How to Do the Step-Up

How to Do the Step-Up

With all of the attention paid to the squat, the step-up often gets overlooked. Indeed, many people simply consider the step-up an “alternative” to that king of lower body exercises — something you do only when when you need to switch things up.

That’s unfortunate, considering the step-up is such a powerful total-body muscle builder.

You read that right — we’re not just talking about your legs here. Sure, you’ll nail your quads and glutes, and you might even feel a touch of soreness in your calves and hamstrings the next day.

But the secret to the step-up’s effectiveness comes from the fact that it’s a unilateral exercise, meaning that it trains one limb at a time.

Not only will that help iron out muscle and strength imbalances between your legs, but the instability it introduces will also boost muscle recruitment throughout your body.

The more muscle you work, the more you build. Follow these tips to maximize your results.

How to Do the Step-Up

Muscles targeted: Primarily your quadriceps and glutes, but also your hamstrings, calves, and core.

  • Stand tall holding a pair of dumbbells at arm’s length by your sides, and place your left foot on a bench so that your hip, knee, and ankle are all bent 90 degrees.
  • Keeping your chest up and shoulders back, push your body up with your left leg until it’s straight (keep your right foot elevated).
  • Pause, and then lower your body back to the starting position under control. Perform equal reps on both legs.

How to Make the Step-Up Easier

Ditch the dumbbells and perform the move using only your bodyweight, or swap the bench for a box or an aerobic step.

The lighter the load and the lower the step, the easier the exercise will be.

How to Make the Step-Up Harder

Swap two dumbbells for a single heavier one, and hold it in the hand opposite to the leg doing the work.

If you’re stepping up with your left leg, hold the weight in your right hand, for example.

Want even more of a challenge? Raise the knee of your “non working” leg (e.g., your right leg if you’re stepping up with your left one) above hip-level at the top of the move.

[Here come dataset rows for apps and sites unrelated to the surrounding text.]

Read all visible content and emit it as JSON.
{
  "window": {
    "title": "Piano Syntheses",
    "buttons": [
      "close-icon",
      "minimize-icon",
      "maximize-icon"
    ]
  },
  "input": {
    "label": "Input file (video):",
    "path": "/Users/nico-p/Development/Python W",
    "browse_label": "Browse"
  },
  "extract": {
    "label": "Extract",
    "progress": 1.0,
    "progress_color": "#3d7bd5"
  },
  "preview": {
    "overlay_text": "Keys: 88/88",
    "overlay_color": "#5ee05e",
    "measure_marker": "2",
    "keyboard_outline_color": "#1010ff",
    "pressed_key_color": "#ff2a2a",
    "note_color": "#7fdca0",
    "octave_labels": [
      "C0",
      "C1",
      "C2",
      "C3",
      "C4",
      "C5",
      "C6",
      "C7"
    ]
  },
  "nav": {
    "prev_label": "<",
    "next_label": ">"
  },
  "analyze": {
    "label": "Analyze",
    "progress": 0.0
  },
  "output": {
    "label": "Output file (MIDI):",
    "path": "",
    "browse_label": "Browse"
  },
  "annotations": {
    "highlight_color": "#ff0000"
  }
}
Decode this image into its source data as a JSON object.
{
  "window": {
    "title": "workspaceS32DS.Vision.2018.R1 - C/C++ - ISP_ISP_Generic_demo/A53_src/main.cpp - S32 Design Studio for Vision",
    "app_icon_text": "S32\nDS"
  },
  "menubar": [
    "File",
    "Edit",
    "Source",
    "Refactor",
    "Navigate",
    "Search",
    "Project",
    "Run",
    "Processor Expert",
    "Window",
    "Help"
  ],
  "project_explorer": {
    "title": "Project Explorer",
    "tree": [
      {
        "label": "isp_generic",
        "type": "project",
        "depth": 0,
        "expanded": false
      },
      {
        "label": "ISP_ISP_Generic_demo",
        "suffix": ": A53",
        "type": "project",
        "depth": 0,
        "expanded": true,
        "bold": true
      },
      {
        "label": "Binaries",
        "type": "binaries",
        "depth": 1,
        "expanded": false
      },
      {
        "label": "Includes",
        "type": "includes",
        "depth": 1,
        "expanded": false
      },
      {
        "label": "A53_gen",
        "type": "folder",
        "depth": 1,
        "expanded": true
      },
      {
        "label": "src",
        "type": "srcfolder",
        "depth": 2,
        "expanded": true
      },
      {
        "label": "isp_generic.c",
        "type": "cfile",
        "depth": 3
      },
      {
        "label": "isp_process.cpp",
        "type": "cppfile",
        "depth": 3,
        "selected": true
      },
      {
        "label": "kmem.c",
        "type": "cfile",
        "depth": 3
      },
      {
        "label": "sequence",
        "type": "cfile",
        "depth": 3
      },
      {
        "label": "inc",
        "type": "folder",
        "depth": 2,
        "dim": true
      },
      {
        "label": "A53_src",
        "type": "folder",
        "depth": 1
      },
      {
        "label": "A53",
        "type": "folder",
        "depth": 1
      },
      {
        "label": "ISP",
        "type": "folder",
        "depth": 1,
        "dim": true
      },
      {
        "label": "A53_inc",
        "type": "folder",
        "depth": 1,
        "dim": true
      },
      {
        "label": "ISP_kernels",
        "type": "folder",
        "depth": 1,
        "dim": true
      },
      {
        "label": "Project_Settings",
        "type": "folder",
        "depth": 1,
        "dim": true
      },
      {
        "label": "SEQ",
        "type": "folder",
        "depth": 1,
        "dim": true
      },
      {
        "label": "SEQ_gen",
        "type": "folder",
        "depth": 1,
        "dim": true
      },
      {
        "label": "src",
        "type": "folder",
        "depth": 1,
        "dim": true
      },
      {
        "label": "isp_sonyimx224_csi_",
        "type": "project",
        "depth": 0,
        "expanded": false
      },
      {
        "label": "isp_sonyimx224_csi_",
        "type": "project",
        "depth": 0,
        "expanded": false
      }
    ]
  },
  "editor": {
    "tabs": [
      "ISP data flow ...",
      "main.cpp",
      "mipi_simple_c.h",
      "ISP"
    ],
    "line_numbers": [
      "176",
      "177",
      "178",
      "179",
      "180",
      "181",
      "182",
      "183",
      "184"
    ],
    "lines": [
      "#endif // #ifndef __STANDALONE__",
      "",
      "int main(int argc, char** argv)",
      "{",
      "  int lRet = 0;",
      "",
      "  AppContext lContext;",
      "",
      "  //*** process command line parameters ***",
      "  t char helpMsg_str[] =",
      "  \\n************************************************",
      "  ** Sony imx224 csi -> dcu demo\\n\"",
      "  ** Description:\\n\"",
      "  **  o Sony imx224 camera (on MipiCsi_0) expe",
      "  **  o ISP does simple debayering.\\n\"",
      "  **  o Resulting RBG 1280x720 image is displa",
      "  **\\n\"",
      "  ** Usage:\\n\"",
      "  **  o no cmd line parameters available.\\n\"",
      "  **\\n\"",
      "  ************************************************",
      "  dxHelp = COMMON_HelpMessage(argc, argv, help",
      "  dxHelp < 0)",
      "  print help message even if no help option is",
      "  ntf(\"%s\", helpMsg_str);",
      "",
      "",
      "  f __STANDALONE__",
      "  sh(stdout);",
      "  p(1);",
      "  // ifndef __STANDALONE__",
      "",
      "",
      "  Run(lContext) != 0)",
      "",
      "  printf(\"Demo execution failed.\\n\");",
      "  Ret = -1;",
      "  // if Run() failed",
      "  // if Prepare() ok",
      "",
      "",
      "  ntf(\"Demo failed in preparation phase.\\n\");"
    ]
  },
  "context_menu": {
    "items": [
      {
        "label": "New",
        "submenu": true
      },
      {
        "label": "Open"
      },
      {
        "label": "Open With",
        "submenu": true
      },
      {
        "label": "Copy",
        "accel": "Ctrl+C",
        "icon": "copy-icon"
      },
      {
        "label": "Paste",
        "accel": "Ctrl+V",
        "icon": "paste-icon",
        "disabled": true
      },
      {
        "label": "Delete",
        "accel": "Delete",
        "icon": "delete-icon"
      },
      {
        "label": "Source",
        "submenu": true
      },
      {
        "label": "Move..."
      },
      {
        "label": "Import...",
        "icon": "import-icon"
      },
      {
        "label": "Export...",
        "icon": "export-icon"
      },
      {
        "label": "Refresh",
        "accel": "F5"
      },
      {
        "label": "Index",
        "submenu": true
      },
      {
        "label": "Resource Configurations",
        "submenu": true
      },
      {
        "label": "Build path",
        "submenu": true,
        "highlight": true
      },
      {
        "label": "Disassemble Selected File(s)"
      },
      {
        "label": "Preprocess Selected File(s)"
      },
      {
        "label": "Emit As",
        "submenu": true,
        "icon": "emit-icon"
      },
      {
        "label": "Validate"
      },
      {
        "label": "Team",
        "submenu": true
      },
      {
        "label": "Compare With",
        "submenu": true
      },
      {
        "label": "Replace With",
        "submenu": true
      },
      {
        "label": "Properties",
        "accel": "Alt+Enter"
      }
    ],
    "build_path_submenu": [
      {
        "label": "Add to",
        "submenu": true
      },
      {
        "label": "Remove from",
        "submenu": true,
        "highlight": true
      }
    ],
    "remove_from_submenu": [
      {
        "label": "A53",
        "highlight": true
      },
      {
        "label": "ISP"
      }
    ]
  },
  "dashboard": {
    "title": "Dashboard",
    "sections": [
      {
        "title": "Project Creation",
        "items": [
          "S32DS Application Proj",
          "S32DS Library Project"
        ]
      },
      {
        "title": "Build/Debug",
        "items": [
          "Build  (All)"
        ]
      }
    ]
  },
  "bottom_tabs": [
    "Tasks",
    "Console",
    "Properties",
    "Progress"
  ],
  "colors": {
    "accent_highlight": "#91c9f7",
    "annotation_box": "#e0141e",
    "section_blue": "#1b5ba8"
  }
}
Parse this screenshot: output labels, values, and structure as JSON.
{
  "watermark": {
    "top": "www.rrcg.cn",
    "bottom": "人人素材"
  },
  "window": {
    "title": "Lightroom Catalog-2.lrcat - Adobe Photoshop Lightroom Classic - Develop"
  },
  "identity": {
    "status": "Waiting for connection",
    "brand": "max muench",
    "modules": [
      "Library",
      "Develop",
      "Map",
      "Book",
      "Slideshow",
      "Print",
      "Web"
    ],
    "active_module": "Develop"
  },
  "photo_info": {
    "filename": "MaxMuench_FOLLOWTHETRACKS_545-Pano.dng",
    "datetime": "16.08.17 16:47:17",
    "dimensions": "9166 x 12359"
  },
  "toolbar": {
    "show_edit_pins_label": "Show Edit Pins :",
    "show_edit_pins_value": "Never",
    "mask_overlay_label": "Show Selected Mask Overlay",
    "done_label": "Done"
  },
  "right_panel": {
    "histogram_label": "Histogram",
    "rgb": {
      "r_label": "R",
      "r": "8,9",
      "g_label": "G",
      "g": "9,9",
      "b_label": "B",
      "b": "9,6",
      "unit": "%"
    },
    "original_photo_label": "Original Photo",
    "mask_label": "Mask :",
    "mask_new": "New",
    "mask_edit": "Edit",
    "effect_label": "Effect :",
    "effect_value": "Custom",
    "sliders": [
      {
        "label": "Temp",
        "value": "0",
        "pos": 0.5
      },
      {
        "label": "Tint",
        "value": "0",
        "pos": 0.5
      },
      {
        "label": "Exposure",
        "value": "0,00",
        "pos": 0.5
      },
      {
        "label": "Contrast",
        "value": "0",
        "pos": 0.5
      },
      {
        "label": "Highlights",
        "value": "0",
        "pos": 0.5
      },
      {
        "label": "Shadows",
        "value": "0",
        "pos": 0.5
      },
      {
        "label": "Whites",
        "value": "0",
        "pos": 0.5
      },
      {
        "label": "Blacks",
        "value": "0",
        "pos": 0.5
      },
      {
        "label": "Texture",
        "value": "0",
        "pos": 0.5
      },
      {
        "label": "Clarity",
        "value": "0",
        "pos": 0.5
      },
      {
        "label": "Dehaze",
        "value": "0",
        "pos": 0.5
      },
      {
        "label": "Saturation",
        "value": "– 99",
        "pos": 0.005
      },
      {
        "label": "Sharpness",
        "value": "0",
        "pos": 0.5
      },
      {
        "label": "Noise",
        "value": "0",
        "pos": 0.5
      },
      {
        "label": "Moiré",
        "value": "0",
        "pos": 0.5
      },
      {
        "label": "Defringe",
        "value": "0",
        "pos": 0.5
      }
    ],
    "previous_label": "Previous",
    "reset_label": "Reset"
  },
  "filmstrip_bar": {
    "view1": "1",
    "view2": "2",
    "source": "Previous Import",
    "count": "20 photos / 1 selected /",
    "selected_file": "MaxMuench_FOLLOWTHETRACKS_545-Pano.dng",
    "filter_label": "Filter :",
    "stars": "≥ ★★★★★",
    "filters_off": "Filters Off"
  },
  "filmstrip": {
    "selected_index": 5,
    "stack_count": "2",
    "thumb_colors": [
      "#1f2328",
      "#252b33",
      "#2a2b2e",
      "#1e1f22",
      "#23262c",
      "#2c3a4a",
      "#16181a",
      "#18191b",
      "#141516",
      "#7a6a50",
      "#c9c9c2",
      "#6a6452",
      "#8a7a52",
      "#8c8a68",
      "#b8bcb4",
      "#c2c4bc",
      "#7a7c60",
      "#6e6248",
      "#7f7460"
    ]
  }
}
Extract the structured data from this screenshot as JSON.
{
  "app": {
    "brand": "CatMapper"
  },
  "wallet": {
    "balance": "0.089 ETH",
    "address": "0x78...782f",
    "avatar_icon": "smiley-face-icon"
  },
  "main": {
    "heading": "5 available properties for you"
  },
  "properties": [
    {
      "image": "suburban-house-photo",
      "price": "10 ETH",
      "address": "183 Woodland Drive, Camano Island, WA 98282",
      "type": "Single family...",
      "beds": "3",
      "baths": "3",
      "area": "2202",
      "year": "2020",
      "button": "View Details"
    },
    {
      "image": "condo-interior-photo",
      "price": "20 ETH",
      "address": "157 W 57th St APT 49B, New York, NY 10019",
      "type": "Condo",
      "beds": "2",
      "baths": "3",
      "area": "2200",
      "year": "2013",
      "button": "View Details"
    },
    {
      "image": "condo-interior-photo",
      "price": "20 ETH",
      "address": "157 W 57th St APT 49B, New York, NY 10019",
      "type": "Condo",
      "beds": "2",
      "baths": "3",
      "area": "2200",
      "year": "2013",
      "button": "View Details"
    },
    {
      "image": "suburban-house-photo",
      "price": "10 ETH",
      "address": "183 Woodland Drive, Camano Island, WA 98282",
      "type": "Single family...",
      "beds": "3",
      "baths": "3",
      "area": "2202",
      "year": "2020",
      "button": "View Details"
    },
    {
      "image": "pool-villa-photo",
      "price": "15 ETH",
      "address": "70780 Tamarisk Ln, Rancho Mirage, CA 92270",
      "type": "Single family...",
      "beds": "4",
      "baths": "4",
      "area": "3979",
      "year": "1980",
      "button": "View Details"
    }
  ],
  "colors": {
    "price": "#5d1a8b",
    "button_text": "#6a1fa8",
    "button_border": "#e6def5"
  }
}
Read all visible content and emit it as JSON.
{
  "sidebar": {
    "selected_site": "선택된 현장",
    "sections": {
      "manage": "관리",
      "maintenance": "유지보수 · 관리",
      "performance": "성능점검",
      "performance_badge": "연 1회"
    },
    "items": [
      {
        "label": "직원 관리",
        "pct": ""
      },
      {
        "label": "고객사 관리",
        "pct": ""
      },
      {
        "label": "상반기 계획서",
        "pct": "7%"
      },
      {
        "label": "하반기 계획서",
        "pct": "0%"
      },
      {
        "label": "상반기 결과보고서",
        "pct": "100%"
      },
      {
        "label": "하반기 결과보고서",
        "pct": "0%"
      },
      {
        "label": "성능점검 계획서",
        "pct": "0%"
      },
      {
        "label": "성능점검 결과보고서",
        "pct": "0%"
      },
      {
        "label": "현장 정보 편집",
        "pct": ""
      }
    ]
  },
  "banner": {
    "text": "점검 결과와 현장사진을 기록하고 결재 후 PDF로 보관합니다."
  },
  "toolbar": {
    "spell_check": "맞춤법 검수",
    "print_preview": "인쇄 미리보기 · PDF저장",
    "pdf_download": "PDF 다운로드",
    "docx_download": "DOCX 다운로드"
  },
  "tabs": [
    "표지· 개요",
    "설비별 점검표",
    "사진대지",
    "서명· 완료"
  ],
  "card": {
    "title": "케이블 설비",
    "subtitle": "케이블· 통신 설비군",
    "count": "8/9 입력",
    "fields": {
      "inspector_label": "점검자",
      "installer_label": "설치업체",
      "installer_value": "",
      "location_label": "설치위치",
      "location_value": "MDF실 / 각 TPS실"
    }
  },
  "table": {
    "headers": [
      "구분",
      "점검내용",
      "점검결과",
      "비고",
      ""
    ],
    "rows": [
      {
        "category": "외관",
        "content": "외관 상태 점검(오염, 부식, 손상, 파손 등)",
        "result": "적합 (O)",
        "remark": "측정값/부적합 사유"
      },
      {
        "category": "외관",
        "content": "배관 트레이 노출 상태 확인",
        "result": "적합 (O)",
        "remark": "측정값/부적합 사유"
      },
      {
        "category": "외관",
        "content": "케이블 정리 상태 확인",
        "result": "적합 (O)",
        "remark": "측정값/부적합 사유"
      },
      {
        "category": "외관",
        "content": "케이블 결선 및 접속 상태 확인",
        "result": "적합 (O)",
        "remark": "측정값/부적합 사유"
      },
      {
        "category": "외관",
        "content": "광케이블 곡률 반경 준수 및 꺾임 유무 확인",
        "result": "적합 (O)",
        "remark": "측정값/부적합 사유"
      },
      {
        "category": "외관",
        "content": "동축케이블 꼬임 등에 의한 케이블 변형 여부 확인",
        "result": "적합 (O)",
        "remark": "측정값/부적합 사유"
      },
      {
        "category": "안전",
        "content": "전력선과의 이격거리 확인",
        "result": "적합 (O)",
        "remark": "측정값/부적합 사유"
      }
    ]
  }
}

Bonus Tip

step up demonstration | step up

Make sure your working leg is indeed doing all of the work. If you’re stepping up with your left leg, don’t push off the ground with your right one.

And when you lower your left foot back to the ground, do it under control.

In short, fight gravity, don’t give in to it.

Take what you’ve learned here and apply it. For a variation on this move, check out The Master’s Hammer and Chisel. Want more basic moves? Click here.